Beukes described the handover as a milestone for the country’s oldest public vocational training institution. The most recent donation of equipment and machinery worth N$1.6 million is part of an intervention to equip students in public vocational institutions with training tools and equipment relevant to their field of industry. A shortage of training equipment is identified as one of the major impediments at vocational training institutions.
The training authority took over responsibility of public Vocational Training Centers in 2008 with a mandate to put into effect the Competency Based Education and Training (CBET) curriculum.
The auto-electric, auto-mechanic, welding, joinery and carpentry, as well as bricklaying and plastering equipment and tools will be used in the Windhoek centre workshops to prepare students for future employment.
“More recently, we have also invested in the upgrading and expansion of the physical infrastructure of the public vocational training centres, most notably the Rundu VTC and the Eenhana VTC, where extension wings are to be opened soon to expand the training offering and intake capacities of these institutions” Beukes said.

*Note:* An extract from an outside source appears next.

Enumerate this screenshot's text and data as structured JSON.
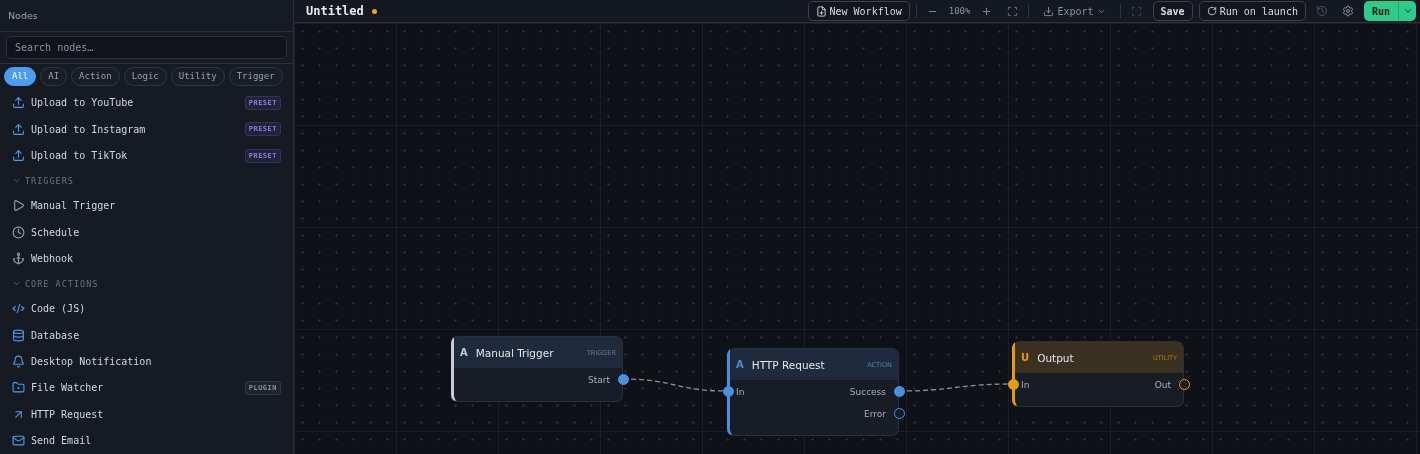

The Minister of Higher Education, Training and Innovation, Dr Itah Kandjii-Murangi’s speech was read on her behalf by Deputy Director General of the Namibia National Commission, Mr Rod April.
The minister’s speech expressed concern over prejudice against Vocational Education Training against academic education which she said generates unrealistic expectations among many parents and undue pressure on learners in schools.
Kandjii-Murangi believes that increasing not only the quality but quantity of graduates in job attachment opportunities increase the chances of graduates finding employment.
Job attachments make up an integral part of the vocational and technical training curricula.
“The sad reality, however, is that while we are making inroads in freeing up meaningful job attachment opportunities, we still face a good number of challenges in this regard” he said adding that many companies take in trainees but fail to deliver in terms of expectations as far as on-the-job training, evaluation and reporting are concerned.
“Others continue to view our vocational training centres as sub-standard institutions despite conforming to stringent national quality assurance requirements.”